TASK PROMPT
Exactly as written, give back every record below.

SOURCE RECORDS
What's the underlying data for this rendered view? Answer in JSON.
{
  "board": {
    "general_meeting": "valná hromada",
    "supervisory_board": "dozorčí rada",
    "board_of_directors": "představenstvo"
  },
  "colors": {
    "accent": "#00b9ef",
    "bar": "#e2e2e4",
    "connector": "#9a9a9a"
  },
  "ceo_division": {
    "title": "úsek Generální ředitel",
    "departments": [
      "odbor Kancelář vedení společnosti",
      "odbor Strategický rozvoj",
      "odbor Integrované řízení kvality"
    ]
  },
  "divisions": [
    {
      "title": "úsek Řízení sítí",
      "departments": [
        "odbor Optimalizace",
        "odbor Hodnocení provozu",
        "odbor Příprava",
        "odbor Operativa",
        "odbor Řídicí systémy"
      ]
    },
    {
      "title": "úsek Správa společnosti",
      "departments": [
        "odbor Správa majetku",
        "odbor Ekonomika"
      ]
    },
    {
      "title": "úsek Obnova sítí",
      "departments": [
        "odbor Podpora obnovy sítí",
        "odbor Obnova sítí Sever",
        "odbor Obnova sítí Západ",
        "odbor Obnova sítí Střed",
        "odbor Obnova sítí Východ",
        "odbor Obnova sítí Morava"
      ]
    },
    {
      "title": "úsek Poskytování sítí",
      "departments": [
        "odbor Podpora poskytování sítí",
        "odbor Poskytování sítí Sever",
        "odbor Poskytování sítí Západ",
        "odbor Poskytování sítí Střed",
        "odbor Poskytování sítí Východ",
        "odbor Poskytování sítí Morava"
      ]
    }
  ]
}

EXERCISE RESPONSE
What's the underlying data for this rendered view? Answer in JSON.
{
  "board": {
    "general_meeting": "valná hromada",
    "supervisory_board": "dozorčí rada",
    "board_of_directors": "představenstvo"
  },
  "colors": {
    "accent": "#00b9ef",
    "bar": "#e2e2e4",
    "connector": "#9a9a9a"
  },
  "ceo_division": {
    "title": "úsek Generální ředitel",
    "departments": [
      "odbor Kancelář vedení společnosti",
      "odbor Strategický rozvoj",
      "odbor Integrované řízení kvality"
    ]
  },
  "divisions": [
    {
      "title": "úsek Řízení sítí",
      "departments": [
        "odbor Optimalizace",
        "odbor Hodnocení provozu",
        "odbor Příprava",
        "odbor Operativa",
        "odbor Řídicí systémy"
      ]
    },
    {
      "title": "úsek Správa společnosti",
      "departments": [
        "odbor Správa majetku",
        "odbor Ekonomika"
      ]
    },
    {
      "title": "úsek Obnova sítí",
      "departments": [
        "odbor Podpora obnovy sítí",
        "odbor Obnova sítí Sever",
        "odbor Obnova sítí Západ",
        "odbor Obnova sítí Střed",
        "odbor Obnova sítí Východ",
        "odbor Obnova sítí Morava"
      ]
    },
    {
      "title": "úsek Poskytování sítí",
      "departments": [
        "odbor Podpora poskytování sítí",
        "odbor Poskytování sítí Sever",
        "odbor Poskytování sítí Západ",
        "odbor Poskytování sítí Střed",
        "odbor Poskytování sítí Východ",
        "odbor Poskytování sítí Morava"
      ]
    }
  ]
}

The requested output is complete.